“If more of us valued food and cheer and song above hoarded gold, it would be a merrier world.” The Hobbit by J.R.R. Tolkien

“We eat the year away. We eat the spring and the summer and the fall. We wait for something to grow and then we eat it.” We Have Always Lived in the Castle by Shirley Jackson

“Though their life was modest, they believed in eating well.” Dubliners by James Joyce

“And when they had finished the fish, Mrs Beaver brought unexpectedly out of the oven a great and gloriously sticky marmalade roll, steaming hot, and at the same time moved the kettle onto the fire, so that when they had finished the marmalade roll the tea was made and ready to be poured out.” The Lion, the Witch and the Wardrobe by C.S. Lewis

“Eatable marshmallow pillows. Lickable wallpaper for nurseries. Hot ice creams for cold days. Cows that give chocolate milk. Fizzy lifting drinks. Square sweets that look round.” Charlie and the Chocolate Factory by Roald Dahl

“Our grapes fresh from the vine,

Pomegranates full and fine,

Dates and sharp bullaces,

Rare pears and greengages,

Damsons and bilberries,

Taste them and try:

Currants and gooseberries,

Bright-fire-like barberries,

Figs to fill your mouth,

Citrons from the South,

Sweet to tongue and sound to eye,

Come buy, come buy.”
Goblin Market by Christina Rossetti

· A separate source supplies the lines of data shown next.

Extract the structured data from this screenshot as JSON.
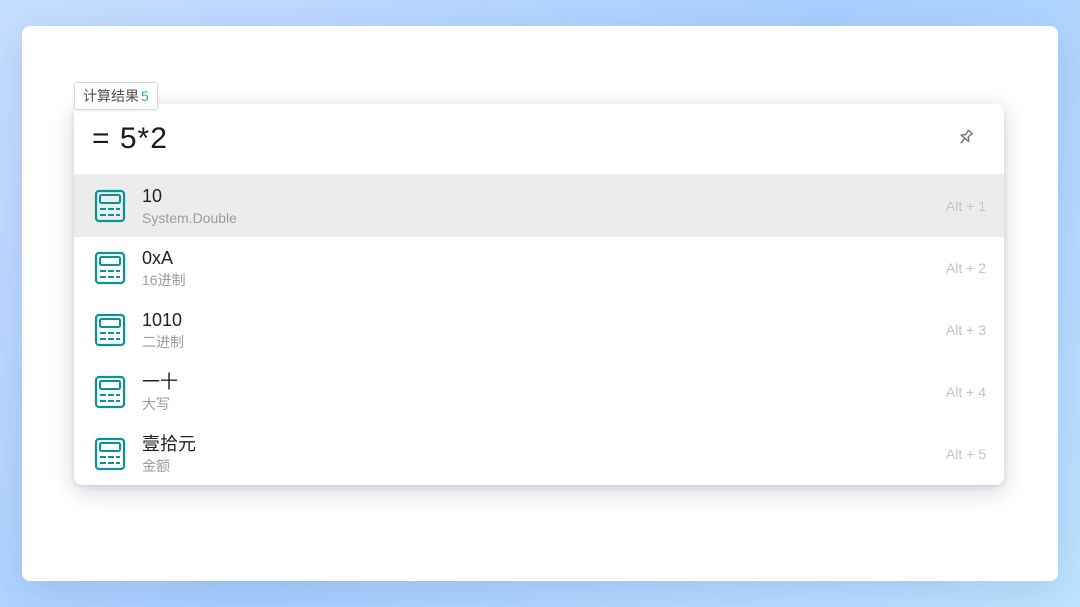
{
  "badge": {
    "label": "计算结果",
    "count": "5"
  },
  "search": {
    "value": "= 5*2"
  },
  "results": [
    {
      "title": "10",
      "subtitle": "System.Double",
      "shortcut": "Alt + 1",
      "selected": true
    },
    {
      "title": "0xA",
      "subtitle": "16进制",
      "shortcut": "Alt + 2",
      "selected": false
    },
    {
      "title": "1010",
      "subtitle": "二进制",
      "shortcut": "Alt + 3",
      "selected": false
    },
    {
      "title": "一十",
      "subtitle": "大写",
      "shortcut": "Alt + 4",
      "selected": false
    },
    {
      "title": "壹拾元",
      "subtitle": "金额",
      "shortcut": "Alt + 5",
      "selected": false
    }
  ],
  "colors": {
    "icon_accent": "#0a9396"
  }
}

“Harry’s mouth fell open. The dishes in front of him were now piled with food. He had never seen so many things he liked to eat on one table: roast beef, roast chicken, pork chops and lamb chops, sausages, bacon and steak, boiled potatoes, roast potatoes, fries, Yorkshire pudding, peas, carrots, gravy, ketchup, and, for some strange reason, peppermint humbugs.”
Harry Potter and the Sorcerer’s Stone by J.K. Rowling

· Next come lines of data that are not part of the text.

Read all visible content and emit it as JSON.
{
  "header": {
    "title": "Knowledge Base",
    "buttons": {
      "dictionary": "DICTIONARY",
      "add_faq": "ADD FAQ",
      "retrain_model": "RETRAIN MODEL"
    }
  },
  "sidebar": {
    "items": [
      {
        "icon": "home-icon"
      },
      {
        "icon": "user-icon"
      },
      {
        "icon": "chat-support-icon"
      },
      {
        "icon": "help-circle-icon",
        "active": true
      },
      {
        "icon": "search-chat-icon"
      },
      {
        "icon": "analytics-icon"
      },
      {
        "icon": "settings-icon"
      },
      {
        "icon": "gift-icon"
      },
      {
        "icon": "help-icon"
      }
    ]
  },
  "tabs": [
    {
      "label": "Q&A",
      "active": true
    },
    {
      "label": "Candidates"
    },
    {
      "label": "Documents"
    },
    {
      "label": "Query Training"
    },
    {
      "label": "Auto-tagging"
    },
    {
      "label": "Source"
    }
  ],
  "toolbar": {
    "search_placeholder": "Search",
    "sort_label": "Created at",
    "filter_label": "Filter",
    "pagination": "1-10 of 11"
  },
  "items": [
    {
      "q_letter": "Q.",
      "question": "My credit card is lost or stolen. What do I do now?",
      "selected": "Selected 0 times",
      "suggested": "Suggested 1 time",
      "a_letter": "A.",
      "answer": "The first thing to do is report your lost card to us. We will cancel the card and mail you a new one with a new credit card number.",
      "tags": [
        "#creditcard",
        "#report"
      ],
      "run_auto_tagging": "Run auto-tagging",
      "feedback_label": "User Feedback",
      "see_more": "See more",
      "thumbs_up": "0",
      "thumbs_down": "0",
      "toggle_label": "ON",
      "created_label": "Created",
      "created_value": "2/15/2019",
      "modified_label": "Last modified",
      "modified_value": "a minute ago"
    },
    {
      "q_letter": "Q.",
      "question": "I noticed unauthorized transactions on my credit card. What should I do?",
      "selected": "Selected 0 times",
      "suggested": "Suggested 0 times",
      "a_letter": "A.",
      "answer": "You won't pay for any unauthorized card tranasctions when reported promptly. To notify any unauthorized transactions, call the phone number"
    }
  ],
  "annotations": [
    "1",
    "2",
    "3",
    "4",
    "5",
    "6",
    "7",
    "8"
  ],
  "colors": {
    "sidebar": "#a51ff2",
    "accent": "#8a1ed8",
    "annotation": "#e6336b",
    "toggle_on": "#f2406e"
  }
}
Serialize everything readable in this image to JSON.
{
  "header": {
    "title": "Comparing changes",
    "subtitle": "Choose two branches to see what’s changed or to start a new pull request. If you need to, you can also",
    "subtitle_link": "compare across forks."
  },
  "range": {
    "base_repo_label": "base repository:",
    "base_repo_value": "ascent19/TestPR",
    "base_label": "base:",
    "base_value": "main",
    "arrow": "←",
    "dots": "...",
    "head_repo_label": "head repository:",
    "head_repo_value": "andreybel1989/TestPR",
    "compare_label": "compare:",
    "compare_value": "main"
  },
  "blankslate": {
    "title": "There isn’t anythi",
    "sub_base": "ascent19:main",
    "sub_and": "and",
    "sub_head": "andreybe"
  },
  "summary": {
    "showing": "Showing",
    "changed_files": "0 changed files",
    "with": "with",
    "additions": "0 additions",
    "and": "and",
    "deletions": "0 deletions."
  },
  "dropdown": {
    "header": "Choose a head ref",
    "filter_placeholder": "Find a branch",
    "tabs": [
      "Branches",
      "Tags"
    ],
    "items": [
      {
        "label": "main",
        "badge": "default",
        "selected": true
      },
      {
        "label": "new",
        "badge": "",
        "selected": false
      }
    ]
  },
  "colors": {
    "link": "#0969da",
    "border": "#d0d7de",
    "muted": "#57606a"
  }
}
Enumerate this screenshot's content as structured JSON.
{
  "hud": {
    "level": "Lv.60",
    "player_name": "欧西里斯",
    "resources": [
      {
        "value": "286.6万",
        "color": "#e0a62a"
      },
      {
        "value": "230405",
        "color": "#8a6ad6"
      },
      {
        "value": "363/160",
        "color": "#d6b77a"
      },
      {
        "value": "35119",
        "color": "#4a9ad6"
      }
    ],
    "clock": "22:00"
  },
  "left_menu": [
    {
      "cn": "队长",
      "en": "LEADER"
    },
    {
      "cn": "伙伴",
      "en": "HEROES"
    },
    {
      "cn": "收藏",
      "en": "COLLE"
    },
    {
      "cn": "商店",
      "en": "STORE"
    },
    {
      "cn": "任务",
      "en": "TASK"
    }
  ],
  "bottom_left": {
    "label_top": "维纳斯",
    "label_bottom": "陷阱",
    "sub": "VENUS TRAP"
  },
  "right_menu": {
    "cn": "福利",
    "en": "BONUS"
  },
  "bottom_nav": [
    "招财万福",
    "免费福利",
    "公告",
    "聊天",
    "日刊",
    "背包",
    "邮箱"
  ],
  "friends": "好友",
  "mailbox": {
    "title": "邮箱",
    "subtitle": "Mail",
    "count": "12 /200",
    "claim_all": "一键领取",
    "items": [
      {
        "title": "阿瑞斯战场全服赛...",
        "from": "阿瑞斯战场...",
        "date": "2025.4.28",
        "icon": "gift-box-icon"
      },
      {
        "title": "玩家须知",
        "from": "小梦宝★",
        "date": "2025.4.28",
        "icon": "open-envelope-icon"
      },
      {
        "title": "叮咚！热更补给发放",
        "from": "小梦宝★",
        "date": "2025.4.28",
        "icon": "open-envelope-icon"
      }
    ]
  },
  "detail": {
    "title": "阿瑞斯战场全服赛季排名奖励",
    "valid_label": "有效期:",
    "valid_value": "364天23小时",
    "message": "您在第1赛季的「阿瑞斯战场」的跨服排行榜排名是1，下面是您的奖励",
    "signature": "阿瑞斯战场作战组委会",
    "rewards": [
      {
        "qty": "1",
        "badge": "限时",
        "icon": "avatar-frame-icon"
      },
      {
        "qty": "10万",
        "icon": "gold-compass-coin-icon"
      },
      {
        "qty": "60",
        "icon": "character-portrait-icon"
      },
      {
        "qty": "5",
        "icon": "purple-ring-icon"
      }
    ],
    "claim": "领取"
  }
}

#FridayFavorites | Books Published in the 20th Century (American)

I started #FridayFavorites back when I started up the blog again and wanted to make sure I kept at least one regular post a week. This was, of course, before I knew there were others out there. But I decided to keep it, especially since I have the whole year planned out.

Today’s topic covers my top five favorite books published in the 20th century (in America). This may be cheating a bit, but I’m of the opinion that trying to find one favorite book is too difficult. What genre? Time period? Area? You get the idea, hence the reason to separate Britain from America.

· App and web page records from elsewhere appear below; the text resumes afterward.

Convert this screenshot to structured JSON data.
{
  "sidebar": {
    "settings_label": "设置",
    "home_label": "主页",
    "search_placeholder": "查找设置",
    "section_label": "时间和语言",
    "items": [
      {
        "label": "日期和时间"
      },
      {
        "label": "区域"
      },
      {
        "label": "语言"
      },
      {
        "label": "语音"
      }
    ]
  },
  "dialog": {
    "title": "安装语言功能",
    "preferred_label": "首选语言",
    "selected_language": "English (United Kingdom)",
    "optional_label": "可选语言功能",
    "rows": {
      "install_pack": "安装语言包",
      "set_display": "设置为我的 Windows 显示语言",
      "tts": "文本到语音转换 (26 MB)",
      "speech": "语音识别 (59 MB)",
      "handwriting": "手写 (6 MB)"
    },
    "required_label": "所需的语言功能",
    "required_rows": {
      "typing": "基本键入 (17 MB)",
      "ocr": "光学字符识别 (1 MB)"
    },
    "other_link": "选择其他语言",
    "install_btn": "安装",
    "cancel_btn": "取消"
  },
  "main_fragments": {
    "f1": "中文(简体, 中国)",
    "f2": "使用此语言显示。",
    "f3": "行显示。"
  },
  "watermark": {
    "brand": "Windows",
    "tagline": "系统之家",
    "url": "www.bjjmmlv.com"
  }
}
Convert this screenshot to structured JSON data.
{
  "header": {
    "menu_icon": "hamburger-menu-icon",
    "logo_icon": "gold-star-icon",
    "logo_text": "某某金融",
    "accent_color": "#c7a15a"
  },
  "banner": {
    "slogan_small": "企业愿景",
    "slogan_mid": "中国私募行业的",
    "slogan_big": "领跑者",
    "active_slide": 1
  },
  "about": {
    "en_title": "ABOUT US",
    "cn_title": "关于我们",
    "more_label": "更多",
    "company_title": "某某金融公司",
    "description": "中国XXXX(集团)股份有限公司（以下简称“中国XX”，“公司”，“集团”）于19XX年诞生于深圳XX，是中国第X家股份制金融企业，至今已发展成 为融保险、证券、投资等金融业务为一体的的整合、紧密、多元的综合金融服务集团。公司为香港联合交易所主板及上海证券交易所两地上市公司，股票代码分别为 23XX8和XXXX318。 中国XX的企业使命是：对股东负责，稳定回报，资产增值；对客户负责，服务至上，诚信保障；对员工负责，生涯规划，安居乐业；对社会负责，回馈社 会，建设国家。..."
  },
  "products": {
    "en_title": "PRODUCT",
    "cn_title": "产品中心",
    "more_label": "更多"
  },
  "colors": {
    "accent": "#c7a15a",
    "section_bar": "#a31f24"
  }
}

In order of publication:

Words cannot describe this book. Zora Neale Hurston is one of the greatest writers in my less than humble opinion. Just go read it!

1937

Oh. My. Word. This book….words cannot describe how amazing and subtly creepy it was. Shirley Jackson is a powerhouse of a writer!!

1959

I think this book just tells such a moving story of how tragic life can end and how senseless it can be. This quote from Perry Smith really sums it up: “They never hurt me. Like other people. Like people have all my life. Maybe it’s just the Clutters were the ones that had to pay for it.” Also, it did start my true crime obsession, so.

1959

I love, love, love Kurt Vonnegut! This was actually my first Vonnegut novel, and I fell completely in love with the book and his writings. Still haven’t completed his canon cause there’s just too many great books to read.

1969

Yes…I’m including A Game of Thrones cause it is a high-fantasy masterpiece! The first book is just amazing…okay, you have to get through around the first hundred pages, but then it’s amazing, promise!

Happy Reading, Lovelies!